In addition, a federal emergency action requires commercial and party/charter vessels going out for blueline and golden tilefish hold a valid open access golden tilefish permit to land either species of tilefish.

“Blueline and golden tilefish are ocean-dwelling, deep-water species susceptible to exploitation due to their long-lived, sedentary nature,” said Fisheries Administrator John Clark. “To prevent an unmanaged expansion of Delaware’s tilefish fishery before more detailed data becomes available, we are joining our neighboring states in adopting these limits to conserve these species.”

The Secretary’s Order on the amended regulation for tilefish can be found on DNREC’s website.

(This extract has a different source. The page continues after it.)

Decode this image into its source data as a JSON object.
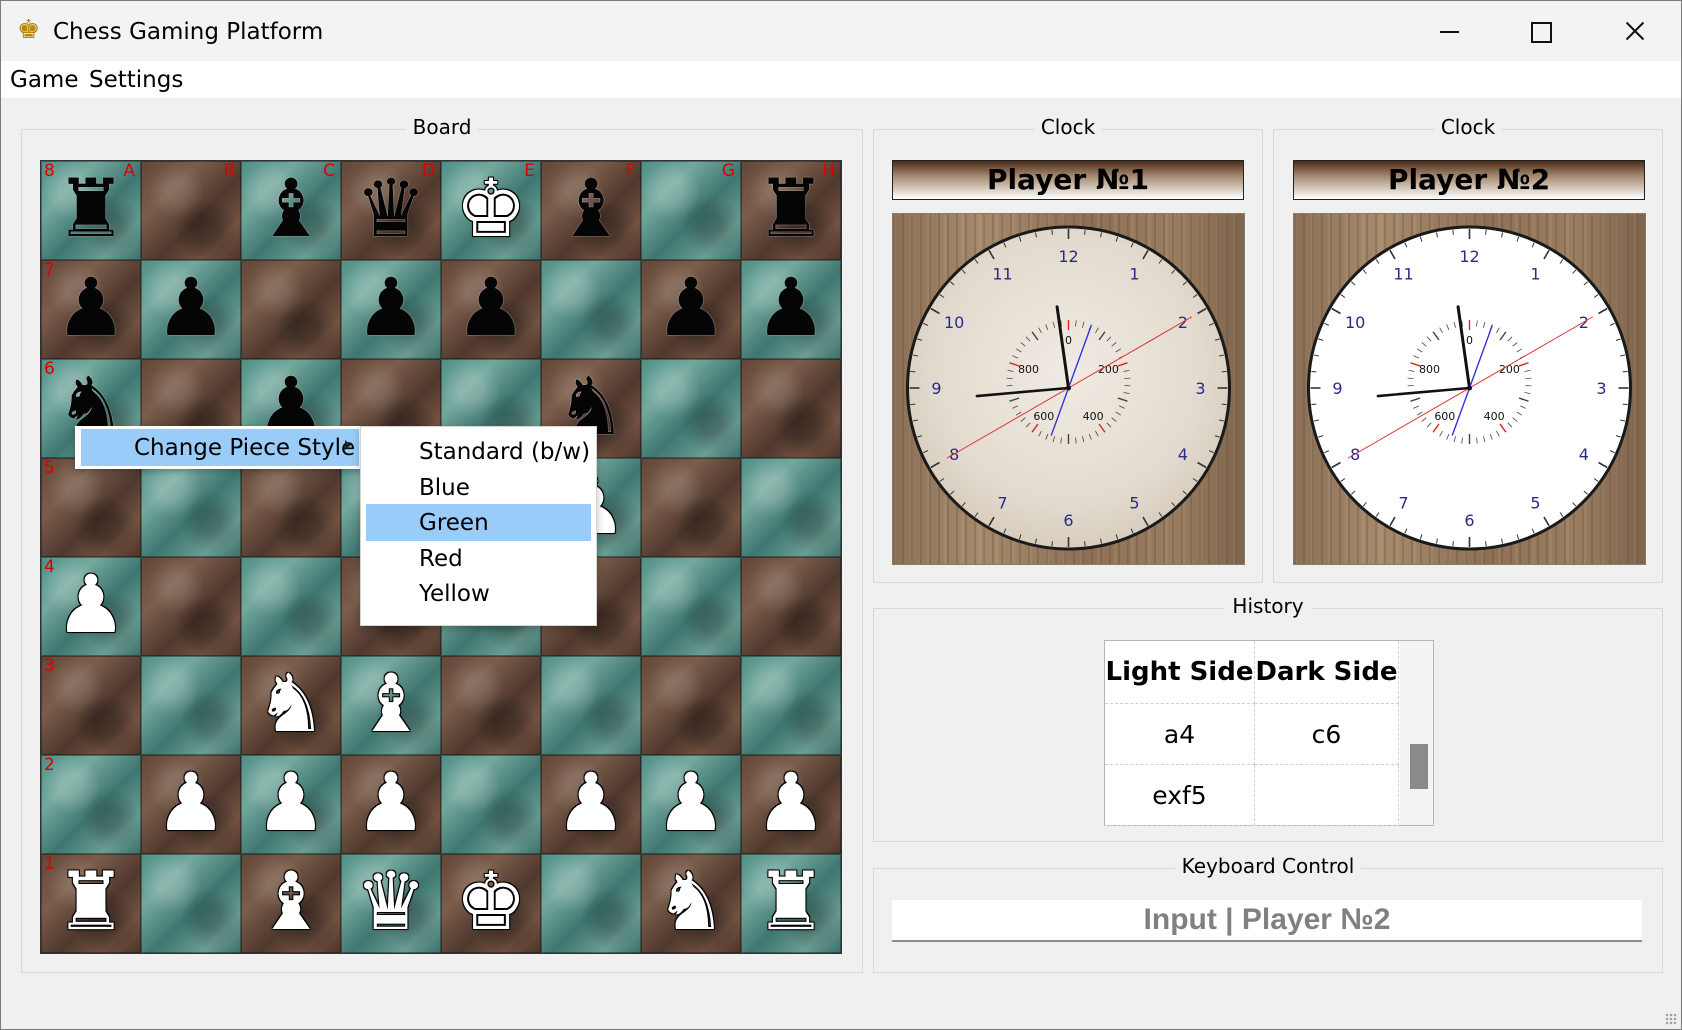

For more information on Delaware’s fishing regulations, call the Fisheries Section at 302-739-9914 or visit

Media Contact: Joanna Wilson, DNREC Public Affairs, 302-739-9902

Vol. 46, No. 4

New state record 24.8-pound bluefish bests previous high Delaware catch by almost 3 pounds

State record bluefish
Dr. Luis Mispireta of Stevensville, Md., with state-record 28.4-pound bluefish caught over the Del-Jersey-Land Artificial Reef/Photo:Joe Morris

LEWES – DNREC’s Division of Fish & Wildlife has confirmed a new state record in the Delaware Sport Fishing Tournament: a 43-inch, 24.8-pound bluefish caught Monday over the Del-Jersey-Land Inshore Reef, the largest artificial reef on the Atlantic Coast whose centerpiece is the ex-destroyer USS Arthur W. Radford, sunk by DNREC in 2010. Also known as Delaware Reef Site 13, the Del-Jersey-Land Reef is one of numerous artificial reef sites established by the Division of Fish & Wildlife that have become “hot spot” destinations for salt water anglers from throughout the region.

Dr. Luis Mispireta of Stevensville, Md., caught the huge bluefish while aboard the charter vessel Katydid with Capt. Brent Wiest and Mate Chris Vann over Delaware Reef Site 13, some 26 nautical miles from Lewes. Dr. Mispireta was reeling in a black sea bass he had hooked fishing over the reef when the bluefish grabbed the sea bass and hooked itself as well. The bluefish was landed after a fight befitting its record size.

The record catch was initially confirmed by Joe Morris of Lewes Harbour Marina and later verified by Fish & Wildlife Natural Resources Police Officer Joel Brosius. This new record bluefish is almost 3 pounds larger than the previous state record 21.9-pound bluefish, which was caught in 1980 by Bill Thoroughgood of Rehoboth Beach.

For more information on the Delaware Sport Fishing Tournament, click on 2015 Delaware Fishing Guide. The guide also is available in printed form at DNREC’s Dover licensing desk in the Richardson & Robbins Building, 89 Kings Highway, Dover, DE 19901 and from license agents throughout the state.

Media Contact: Joanna Wilson, DNREC Public Affairs, 302-739-9902

Vol. 45, No. 395